Exercise instructions -
Return all of the data verbatim, dropping any picture.
*** Opening Data shown ***
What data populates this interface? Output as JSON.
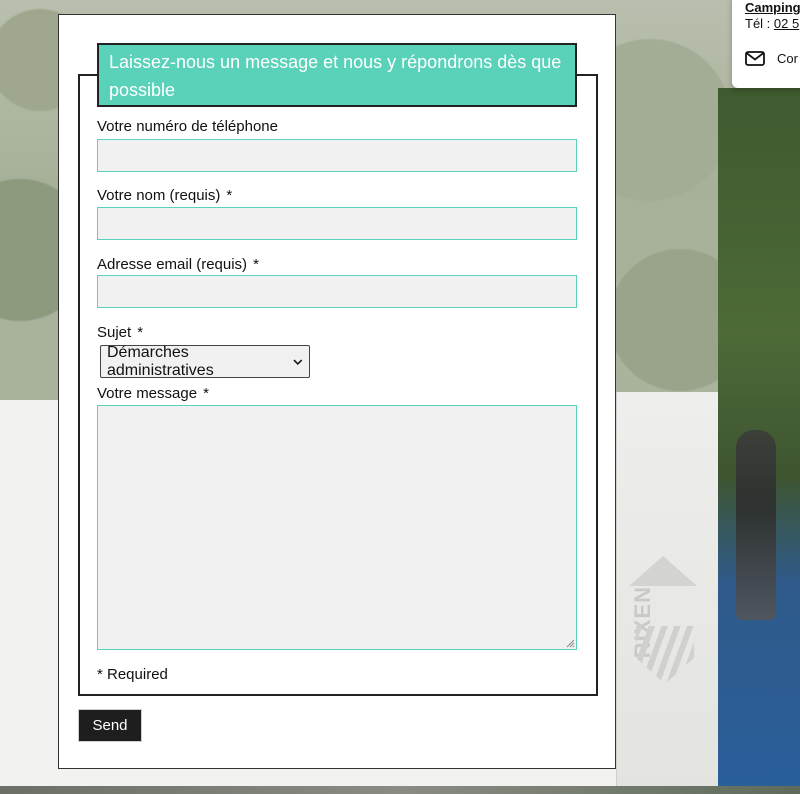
{
  "info_card": {
    "camping_label": "Camping",
    "tel_prefix": "Tél : ",
    "tel_number": "02 5",
    "contact_label": "Cor"
  },
  "form": {
    "legend": "Laissez-nous un message et nous y répondrons dès que possible",
    "phone_label": "Votre numéro de téléphone",
    "name_label": "Votre nom (requis)",
    "email_label": "Adresse email (requis)",
    "subject_label": "Sujet",
    "subject_selected": "Démarches administratives",
    "message_label": "Votre message",
    "required_star": "*",
    "required_note": "* Required",
    "send_label": "Send"
  },
  "background": {
    "logo_text": "RIXEN"
  },
  "colors": {
    "accent": "#5ad1b9",
    "field_bg": "#f1f1f1",
    "button_bg": "#1e1e1e"
  }
}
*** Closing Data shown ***
Completed exercise -
What data populates this interface? Output as JSON.
{
  "info_card": {
    "camping_label": "Camping",
    "tel_prefix": "Tél : ",
    "tel_number": "02 5",
    "contact_label": "Cor"
  },
  "form": {
    "legend": "Laissez-nous un message et nous y répondrons dès que possible",
    "phone_label": "Votre numéro de téléphone",
    "name_label": "Votre nom (requis)",
    "email_label": "Adresse email (requis)",
    "subject_label": "Sujet",
    "subject_selected": "Démarches administratives",
    "message_label": "Votre message",
    "required_star": "*",
    "required_note": "* Required",
    "send_label": "Send"
  },
  "background": {
    "logo_text": "RIXEN"
  },
  "colors": {
    "accent": "#5ad1b9",
    "field_bg": "#f1f1f1",
    "button_bg": "#1e1e1e"
  }
}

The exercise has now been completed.